This same motif was fulfilled in a more encompassing manner by the Divine service associated with the Paschal sacrifice. For the Paschal sacrifice involved a lamb, a material entity outside the human sphere altogether; even further removed than “the end of the torso.” Moreover, the Egyptians worshipped the lamb. This was the entity which the Jews employed as a means of expressing their mesirus nefesh.

This concept also relates to a distinction between the Paschal sacrifice and other sacrificial offerings.37 The entire intent of the Paschal sacrifice is that it be eaten. With regard to all other offerings, by contrast, partaking of the sacrifice is an additional mitzvah.

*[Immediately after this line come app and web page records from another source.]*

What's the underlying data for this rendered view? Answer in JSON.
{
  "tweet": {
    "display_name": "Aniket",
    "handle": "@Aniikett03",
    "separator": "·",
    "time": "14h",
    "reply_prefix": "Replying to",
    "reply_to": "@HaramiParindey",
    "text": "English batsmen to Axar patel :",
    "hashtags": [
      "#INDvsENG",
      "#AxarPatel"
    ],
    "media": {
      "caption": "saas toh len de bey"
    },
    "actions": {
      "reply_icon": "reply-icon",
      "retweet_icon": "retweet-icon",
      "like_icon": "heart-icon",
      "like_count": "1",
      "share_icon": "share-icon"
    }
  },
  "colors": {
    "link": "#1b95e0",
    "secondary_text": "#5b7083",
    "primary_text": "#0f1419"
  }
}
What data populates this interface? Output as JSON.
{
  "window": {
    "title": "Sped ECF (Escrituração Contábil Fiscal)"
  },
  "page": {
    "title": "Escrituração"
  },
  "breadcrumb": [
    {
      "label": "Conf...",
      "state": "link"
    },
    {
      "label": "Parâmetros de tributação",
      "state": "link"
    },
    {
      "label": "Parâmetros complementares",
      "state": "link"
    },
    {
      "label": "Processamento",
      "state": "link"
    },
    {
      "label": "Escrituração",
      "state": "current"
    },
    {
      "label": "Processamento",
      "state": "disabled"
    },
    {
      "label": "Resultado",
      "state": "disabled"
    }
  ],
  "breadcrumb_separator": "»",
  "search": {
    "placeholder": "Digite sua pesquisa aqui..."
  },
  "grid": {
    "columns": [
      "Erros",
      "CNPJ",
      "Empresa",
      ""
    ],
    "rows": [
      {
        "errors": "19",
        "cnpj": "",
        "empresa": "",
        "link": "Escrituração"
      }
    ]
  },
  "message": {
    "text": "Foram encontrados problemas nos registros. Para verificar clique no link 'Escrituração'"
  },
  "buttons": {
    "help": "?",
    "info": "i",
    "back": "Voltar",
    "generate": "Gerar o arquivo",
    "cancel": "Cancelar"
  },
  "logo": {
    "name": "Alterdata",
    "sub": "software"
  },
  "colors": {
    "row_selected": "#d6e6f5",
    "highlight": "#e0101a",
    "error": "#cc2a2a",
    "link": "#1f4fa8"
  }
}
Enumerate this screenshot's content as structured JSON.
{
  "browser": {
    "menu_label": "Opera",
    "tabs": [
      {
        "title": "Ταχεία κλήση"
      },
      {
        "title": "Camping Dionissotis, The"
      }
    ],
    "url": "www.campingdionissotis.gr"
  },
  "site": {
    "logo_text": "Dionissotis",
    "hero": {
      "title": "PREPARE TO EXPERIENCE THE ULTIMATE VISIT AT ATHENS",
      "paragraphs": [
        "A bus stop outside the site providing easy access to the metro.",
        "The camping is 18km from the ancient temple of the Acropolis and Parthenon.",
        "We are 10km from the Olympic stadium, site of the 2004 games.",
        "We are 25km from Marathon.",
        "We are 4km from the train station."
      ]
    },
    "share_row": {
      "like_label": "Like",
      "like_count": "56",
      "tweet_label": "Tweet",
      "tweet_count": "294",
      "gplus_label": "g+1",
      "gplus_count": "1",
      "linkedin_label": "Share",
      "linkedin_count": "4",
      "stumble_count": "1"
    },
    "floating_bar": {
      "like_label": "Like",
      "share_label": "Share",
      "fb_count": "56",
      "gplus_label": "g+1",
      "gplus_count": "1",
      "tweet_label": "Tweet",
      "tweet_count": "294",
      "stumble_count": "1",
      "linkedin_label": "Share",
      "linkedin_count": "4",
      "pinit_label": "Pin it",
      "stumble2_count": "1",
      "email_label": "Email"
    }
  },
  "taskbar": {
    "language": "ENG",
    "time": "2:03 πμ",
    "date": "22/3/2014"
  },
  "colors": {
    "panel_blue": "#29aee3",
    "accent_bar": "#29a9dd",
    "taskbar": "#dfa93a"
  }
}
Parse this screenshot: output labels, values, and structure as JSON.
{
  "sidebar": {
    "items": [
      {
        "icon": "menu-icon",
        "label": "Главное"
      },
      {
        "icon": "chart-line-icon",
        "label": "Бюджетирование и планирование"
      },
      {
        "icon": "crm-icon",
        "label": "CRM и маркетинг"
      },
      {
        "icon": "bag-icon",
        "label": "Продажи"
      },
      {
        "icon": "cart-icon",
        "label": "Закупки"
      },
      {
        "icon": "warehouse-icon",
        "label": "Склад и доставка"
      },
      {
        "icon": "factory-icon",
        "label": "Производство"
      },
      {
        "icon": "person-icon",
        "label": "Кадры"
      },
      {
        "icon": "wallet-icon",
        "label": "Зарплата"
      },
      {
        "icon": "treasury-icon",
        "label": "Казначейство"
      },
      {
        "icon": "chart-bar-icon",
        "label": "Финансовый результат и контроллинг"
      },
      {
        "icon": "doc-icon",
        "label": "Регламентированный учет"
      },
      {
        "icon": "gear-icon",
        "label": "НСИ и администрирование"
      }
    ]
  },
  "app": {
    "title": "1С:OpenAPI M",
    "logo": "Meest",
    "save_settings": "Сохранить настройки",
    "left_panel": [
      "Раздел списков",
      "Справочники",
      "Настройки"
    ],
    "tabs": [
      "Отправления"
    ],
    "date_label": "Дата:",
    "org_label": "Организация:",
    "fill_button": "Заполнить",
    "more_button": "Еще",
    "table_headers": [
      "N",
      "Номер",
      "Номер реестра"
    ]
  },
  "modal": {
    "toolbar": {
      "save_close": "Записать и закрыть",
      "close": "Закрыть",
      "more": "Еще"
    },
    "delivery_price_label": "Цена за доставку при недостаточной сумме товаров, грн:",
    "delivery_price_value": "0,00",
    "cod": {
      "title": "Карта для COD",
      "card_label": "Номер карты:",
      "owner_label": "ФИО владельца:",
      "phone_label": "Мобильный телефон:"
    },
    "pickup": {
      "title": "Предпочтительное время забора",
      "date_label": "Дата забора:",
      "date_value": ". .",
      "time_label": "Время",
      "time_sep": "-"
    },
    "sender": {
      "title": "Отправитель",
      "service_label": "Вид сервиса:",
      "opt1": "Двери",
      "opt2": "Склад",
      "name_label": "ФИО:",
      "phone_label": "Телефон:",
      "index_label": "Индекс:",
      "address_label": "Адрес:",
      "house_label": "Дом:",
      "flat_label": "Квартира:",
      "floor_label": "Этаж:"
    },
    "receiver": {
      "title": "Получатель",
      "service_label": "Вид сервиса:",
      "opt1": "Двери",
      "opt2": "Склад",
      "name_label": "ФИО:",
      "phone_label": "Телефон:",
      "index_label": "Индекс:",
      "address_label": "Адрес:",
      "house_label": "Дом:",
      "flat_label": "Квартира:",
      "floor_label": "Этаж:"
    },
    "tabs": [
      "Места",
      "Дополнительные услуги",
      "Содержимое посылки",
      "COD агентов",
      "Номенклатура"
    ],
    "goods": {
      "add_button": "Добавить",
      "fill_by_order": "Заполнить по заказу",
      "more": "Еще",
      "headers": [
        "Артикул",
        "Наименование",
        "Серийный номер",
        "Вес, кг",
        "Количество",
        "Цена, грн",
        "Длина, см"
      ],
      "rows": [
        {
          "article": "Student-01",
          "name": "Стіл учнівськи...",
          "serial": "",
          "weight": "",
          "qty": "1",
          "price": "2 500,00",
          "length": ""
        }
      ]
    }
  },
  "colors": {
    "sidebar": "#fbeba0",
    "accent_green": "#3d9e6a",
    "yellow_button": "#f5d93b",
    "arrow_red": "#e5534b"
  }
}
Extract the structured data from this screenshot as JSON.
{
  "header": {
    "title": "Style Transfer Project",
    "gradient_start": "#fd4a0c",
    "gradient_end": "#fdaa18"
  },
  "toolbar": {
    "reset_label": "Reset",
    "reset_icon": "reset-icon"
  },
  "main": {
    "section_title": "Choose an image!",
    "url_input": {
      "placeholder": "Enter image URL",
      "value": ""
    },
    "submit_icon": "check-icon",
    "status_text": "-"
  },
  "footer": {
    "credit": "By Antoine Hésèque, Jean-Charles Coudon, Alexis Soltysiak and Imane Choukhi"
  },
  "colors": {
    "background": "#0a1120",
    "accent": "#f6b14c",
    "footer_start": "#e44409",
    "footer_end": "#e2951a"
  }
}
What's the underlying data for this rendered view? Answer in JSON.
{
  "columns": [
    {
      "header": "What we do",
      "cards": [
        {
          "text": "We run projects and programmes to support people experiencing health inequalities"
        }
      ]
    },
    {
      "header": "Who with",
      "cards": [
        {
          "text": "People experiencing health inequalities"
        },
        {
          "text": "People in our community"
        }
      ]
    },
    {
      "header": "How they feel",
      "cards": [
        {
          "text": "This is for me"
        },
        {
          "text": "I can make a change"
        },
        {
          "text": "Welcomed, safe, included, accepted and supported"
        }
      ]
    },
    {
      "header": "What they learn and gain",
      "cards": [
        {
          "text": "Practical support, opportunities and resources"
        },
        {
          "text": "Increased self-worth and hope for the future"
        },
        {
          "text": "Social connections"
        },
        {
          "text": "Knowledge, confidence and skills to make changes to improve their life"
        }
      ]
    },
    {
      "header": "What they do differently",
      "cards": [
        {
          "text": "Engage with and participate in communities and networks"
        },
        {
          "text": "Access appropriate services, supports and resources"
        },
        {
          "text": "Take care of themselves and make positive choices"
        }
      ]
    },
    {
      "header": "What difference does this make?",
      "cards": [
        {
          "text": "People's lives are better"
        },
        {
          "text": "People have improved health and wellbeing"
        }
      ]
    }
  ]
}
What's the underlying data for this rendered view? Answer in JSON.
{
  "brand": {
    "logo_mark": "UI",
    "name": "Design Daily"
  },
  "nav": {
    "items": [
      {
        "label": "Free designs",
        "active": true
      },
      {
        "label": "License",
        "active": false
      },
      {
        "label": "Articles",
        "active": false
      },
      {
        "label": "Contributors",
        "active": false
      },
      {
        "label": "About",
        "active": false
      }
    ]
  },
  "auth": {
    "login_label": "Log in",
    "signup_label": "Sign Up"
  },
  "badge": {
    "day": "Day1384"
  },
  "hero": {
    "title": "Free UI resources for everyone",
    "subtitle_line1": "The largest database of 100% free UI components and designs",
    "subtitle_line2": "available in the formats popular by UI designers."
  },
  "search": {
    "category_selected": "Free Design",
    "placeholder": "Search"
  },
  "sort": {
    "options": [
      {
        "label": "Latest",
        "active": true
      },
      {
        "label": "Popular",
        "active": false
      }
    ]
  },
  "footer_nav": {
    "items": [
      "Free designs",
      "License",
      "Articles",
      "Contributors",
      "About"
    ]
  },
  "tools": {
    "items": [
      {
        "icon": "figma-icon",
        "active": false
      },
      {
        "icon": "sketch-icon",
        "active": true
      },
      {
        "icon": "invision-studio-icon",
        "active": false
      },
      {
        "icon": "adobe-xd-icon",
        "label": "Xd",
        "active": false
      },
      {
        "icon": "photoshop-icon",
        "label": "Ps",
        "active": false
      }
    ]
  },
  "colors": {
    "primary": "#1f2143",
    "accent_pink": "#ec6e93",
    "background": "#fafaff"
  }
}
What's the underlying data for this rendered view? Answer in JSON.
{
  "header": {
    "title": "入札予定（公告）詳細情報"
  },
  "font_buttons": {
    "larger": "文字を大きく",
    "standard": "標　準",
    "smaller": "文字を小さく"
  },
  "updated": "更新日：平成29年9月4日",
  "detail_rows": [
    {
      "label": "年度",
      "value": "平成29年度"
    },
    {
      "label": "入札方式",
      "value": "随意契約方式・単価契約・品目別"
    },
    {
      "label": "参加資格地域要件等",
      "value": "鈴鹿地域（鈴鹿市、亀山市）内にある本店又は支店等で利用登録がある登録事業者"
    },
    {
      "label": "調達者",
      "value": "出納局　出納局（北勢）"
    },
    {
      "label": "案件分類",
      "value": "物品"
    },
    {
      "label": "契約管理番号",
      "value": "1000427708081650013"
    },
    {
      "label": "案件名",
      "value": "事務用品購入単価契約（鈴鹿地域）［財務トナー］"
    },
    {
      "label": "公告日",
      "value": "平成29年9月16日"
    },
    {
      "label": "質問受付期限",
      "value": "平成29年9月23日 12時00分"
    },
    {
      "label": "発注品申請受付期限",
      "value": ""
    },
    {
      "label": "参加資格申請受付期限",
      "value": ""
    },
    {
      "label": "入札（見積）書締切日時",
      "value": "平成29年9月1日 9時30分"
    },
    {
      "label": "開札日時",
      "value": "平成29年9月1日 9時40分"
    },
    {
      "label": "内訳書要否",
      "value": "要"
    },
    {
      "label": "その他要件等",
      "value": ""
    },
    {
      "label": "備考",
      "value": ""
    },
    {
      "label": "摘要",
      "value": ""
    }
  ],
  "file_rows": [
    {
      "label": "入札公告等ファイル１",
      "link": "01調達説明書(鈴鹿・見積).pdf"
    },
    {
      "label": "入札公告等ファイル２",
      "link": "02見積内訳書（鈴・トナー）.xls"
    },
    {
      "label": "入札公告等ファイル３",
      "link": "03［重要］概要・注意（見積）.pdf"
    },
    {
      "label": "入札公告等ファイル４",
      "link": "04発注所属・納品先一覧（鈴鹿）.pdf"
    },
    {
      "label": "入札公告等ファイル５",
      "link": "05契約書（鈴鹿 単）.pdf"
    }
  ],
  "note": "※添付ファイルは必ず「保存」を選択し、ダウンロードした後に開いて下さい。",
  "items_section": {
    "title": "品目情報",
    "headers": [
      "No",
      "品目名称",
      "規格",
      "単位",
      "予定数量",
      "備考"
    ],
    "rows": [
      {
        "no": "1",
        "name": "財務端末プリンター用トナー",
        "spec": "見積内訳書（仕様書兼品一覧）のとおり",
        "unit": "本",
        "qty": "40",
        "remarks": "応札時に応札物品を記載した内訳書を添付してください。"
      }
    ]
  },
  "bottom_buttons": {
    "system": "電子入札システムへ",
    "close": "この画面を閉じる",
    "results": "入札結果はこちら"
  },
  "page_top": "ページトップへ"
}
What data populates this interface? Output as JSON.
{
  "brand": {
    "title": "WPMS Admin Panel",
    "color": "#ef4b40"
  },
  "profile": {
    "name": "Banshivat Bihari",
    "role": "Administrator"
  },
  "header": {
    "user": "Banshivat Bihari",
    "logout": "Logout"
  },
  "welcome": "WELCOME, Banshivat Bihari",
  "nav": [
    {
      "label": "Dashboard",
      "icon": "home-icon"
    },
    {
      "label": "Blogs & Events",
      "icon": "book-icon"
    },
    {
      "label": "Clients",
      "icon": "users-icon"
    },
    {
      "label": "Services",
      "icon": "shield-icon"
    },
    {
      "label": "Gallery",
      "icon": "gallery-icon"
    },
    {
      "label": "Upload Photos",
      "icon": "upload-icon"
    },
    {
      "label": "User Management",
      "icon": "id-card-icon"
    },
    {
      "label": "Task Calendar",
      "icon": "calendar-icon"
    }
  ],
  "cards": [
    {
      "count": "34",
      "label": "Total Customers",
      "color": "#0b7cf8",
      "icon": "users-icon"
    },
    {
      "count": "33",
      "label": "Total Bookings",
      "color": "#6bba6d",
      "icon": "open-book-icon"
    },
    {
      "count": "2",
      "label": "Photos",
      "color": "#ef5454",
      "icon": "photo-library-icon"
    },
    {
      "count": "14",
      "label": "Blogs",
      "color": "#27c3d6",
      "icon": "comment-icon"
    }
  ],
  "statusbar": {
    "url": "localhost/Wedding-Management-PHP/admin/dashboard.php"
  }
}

Eating is one of the activities in which “a human resembles an animal.”38 The purpose of the Paschal sacrifice was to express on this lowly plane a level of faith and mesirus nefesh which transcends reason and logic.

True Freedom

As mentioned on several occasions,39 true freedom requires not only that the soul be free from the restraints generated by the body and the animal soul, but that the body and the animal soul themselves be free. And on a broader scale, freedom implies that one’s environment, even those aspects which conceal G‑dliness, should be affected by the revelation of the soul.

The initial step leading to true freedom of the soul, the body, the animal soul, and one’s environment is the revelation brought about by faith, for faith reveals the soul. This faith is then expressed in the mitzvah of circumcision (which involves the organ associated with yesod, the end of the torso”) and in the Paschal sacrifice, which involved offering an entity beyond the human sphere, part of our environment. 40

The power to descend and affect inferior levels of existence comes from a very high plane. Accordingly, we can appreciate that the power of the mitzvah of circumcision which reveals G‑dliness within our physical flesh, even within the organ associated with “yesod, the end of the torso” is very great. And the power of the Paschal sacrifice is even greater, for it draws G‑dliness into a realm outside the human sphere.

This facilitates the attainment of true freedom. For as long as one has not taken the “great wealth” 41 of Egypt out of exile by refining one’s environment, one has not entirely left exile, and one’s experience of freedom is lacking.

Thus we find that circumcision served as a preparatory step for the Paschal sacrifice. As the Midrash relates,42 when the Jews wanted to partake of the Paschal sacrifice offered by Moshe, Moshe told them that first they must circumcise themselves. For a preparatory step implies action at a level lower than the objective for which the preparations are made.

Anticipating the Ultimate Exodus

It is written:43 “As in the days of your exodus from Egypt, I will show [you] wonders,” indicating that the future Redemption will follow the pattern of the exodus from Egypt. The exodus from Egypt came about in the merit of the Jews’ faith, and because of the expression of that faith at the lowest levels encompassing the lowest levels within an individual’s personality (circumcision), and even entities entirely outside the human sphere (eating the Paschal sacrifice).

Similarly, the future Redemption will also come in the merit of faith. Despite the overwhelming concealment of G‑dliness in the present exile, it is possible to arouse our people’s simple faith in the coming of Mashiach. For “he is waiting behind our wall”;44 Mashiach is already here, he is merely hiding behind the wall.

The intent is that this faith should not remain merely an encompassing potential, but that it should permeate one’s intellect and emotions. Moreover, it should be transmitted even to one’s lowest potentials (circumcision).

This is accomplished through studying the teachings of Chabad Chassidus45 and comprehending them thoroughly. This draws the power of faith into the intellect, internalizing it, and enabling it to affect all our other potentials, causing a change in one’s emotional characteristics.46

Afterwards, these wellsprings spread, extending into one’s environment (the Paschal sacrifice). And as the wellsprings continue to be dispersed, as promised by Mashiach, we will proceed to the dawning of the Redemption. May it be in the immediate future.

(Adapted from Sichos Acharon Shel Pesach, 5721 and 5722)